A warm welcome to all of you.
It is a great privilege for me to have this as my first public act as Ambassador of Mexico to the United States.
I arrived in Washington less than a week ago. Just two days from now, I will present my credentials to President Obama.
As chance would have it, I am delighted for my arrival to coincide with the commemoration of the 205th anniversary of our independence, and to have the opportunity to share it with you all.
This is an opportunity to bring together such an important group of friends of Mexico in this marvelous setting, the Mexican Institute of Culture, and to note how the Mexico - US relationship is experiencing an impressive moment.
There is no relationship between two nations on the planet that is as intense and positive as ours. Everything that American society cares about has something to do with its relationship with Mexico. By the same token, everything that Mexico cares about has something to do with the US.
We build and produce things together, and our societies flow into one another as they respond to a new vision of our future together.
That is why, my goal should be to consolidate the “trade partnership” we have built into a joint production platform that is destined to position North America as the most prosperous and competitive region in the world.
My arrival in Washington happens exactly at a time when the design of our future as a region is coming together:
- At a time when our countries have designed an economic mechanism that allows us to rise above the everyday vortex of the bilateral relationship and focus on priorities;
- when the archetype of the Mexican immigrant has changed, and the integration of our communities has motivated unprecedented actions like those taken by President Obama to recognize the enormous contributions of the Mexican and Latino populations to the US.
- I also arrive at moment when the way in which we deal with our mutual security interests is based on trust, shared responsibility, and cooperation.
But perhaps most important, I arrive at the midway point of the current Mexican government’s term in office, when the most ambitious and important changes the country has made will be consolidated: when we will transition from conceptualization and enactment to the implementation of the reform process, deeply transforming our institutions.
Some of these changes will not immediately reveal their potential, but we are already seeing results that signal what is to come for the country:
- The energy and telecom reforms, which has already dramatically reduced costs for manufacturers and improved competitiveness, freeing up the sectors of entrepreneurship and innovation;
- With education reform, the country has regained control of the teaching of our children and therefore of our future;
- The reform to our criminal justice system has created a new paradigm to guarantee the rule of law and has begun to bring results and confidence;
- Our political reform and our national anticorruption system grant citizens accountability and help our democracy evolve.
We do, of course, face challenges. It is not only that Mexico is transitioning toward the implementation of its reforms, with the turbulence that this implies; but it is also that the world today finds itself in a moment of profound transition.
30 years ago, I had the privilege in Mexico of being the initiator of public opinion and electoral polls.

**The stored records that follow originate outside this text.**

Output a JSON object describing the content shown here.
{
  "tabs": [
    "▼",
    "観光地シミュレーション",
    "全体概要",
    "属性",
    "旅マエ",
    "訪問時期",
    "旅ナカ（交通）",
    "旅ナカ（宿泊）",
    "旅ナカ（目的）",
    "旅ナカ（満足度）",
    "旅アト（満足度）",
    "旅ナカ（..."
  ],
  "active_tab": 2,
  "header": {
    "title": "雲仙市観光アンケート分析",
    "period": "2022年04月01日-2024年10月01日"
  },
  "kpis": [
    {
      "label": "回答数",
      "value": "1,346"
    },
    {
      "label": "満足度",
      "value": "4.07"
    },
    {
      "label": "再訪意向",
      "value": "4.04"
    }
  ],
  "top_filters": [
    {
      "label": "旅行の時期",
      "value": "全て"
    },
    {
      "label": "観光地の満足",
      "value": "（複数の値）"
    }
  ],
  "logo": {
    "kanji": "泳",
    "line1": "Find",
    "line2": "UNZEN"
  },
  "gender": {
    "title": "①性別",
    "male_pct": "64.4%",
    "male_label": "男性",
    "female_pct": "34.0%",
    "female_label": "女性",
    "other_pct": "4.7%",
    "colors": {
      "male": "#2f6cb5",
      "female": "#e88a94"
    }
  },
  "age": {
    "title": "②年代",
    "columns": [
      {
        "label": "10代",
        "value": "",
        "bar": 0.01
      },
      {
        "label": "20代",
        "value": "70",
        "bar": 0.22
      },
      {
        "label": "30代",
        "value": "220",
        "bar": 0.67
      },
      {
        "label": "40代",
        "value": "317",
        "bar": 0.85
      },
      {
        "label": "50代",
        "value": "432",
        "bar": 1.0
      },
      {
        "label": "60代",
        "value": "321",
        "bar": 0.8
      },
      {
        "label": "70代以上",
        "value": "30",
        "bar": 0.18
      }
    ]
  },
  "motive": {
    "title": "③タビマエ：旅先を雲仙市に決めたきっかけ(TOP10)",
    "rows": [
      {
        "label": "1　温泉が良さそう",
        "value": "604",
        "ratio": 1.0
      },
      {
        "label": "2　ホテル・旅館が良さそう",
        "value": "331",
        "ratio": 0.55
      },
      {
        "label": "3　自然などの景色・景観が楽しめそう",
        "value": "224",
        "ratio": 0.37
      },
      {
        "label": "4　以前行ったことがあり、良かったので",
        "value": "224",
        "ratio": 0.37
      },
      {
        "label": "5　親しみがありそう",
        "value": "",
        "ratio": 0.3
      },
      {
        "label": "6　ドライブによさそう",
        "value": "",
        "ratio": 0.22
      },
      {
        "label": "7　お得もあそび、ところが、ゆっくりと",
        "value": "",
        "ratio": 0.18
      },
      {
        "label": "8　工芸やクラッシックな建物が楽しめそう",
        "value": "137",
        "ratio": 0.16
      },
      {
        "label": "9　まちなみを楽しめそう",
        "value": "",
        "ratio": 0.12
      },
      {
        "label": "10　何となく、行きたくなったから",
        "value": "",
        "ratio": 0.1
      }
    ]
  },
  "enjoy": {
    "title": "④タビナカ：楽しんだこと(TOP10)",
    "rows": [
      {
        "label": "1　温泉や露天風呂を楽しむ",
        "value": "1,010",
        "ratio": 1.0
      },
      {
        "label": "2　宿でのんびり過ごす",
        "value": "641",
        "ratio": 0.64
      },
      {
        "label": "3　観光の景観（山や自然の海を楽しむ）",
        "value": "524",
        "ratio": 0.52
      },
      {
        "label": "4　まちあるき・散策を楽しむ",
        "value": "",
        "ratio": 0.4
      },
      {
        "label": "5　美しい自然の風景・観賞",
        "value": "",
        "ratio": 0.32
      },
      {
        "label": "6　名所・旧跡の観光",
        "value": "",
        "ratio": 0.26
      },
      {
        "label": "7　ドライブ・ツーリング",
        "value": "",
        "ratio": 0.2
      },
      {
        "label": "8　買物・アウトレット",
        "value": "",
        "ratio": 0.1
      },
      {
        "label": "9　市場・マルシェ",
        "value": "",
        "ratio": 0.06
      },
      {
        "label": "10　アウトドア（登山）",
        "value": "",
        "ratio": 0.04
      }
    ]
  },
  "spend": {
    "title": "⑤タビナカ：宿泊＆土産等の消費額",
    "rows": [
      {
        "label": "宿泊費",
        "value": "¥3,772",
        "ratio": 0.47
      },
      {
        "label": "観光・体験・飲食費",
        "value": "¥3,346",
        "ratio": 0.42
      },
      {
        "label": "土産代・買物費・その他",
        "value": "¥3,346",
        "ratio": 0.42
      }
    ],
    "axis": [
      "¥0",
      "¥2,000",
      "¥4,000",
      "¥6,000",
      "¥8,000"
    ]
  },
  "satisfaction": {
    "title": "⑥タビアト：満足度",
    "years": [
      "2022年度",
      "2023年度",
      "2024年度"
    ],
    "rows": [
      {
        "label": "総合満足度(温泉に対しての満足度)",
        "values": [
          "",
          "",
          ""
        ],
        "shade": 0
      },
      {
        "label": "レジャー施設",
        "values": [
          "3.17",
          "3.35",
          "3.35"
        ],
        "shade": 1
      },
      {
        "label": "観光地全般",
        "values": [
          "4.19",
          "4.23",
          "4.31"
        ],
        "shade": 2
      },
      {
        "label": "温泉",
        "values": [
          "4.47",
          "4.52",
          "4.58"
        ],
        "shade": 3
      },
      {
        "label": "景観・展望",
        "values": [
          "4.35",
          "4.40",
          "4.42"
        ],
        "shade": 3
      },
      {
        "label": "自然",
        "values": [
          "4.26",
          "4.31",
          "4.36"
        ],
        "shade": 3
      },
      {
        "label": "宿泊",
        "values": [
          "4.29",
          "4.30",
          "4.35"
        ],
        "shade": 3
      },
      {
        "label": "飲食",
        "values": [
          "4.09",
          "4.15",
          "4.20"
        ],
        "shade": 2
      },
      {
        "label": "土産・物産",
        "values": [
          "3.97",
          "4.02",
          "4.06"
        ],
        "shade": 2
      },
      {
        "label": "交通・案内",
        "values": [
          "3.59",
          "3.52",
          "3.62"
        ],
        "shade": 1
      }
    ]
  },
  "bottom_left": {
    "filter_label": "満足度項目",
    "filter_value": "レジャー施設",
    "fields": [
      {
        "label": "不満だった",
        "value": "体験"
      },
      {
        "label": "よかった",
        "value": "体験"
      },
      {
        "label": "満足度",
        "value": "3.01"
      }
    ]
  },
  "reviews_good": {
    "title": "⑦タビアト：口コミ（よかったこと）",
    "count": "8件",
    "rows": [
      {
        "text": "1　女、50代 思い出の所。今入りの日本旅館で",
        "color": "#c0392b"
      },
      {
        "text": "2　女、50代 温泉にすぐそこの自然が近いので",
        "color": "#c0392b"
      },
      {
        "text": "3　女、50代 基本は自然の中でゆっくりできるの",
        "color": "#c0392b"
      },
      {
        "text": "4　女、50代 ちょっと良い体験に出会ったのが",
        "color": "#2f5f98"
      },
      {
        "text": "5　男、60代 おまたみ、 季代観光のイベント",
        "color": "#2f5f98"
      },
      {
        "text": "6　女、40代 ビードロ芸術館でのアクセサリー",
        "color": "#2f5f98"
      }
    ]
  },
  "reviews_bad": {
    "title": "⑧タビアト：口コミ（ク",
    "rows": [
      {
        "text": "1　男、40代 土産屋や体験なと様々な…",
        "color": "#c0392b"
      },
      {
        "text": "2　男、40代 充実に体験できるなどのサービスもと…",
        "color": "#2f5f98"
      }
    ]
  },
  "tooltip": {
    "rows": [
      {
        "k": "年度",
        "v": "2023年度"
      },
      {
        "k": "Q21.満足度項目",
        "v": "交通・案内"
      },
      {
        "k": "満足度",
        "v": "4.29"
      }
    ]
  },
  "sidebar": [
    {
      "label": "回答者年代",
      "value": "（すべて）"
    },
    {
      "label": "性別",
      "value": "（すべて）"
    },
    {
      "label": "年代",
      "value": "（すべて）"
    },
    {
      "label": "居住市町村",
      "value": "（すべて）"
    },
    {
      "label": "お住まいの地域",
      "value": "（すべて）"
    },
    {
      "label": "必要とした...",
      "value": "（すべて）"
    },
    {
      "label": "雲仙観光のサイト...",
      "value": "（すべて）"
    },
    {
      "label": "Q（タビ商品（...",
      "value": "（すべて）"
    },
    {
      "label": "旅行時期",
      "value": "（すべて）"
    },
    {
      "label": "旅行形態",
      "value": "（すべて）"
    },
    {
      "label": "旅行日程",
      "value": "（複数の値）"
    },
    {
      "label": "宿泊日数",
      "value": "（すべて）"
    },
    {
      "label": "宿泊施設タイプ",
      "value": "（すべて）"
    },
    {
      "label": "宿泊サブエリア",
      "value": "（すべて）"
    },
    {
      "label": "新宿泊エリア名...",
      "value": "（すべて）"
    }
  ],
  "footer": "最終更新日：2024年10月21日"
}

That revolutionary initiative opened a new space in which the feelings and opinions of Mexican society were publicly acknowledged, contributing to the democratization of the country.
Today, I rejoin public service convinced that issues such as energy reform, new oral trials in our criminal judicial system, and educational transformation, among other things, have the comprehensive power to completely renovate my country. I want to contribute to that paramount objective, and I am convinced that our bilateral relationship will be essential in achieving it.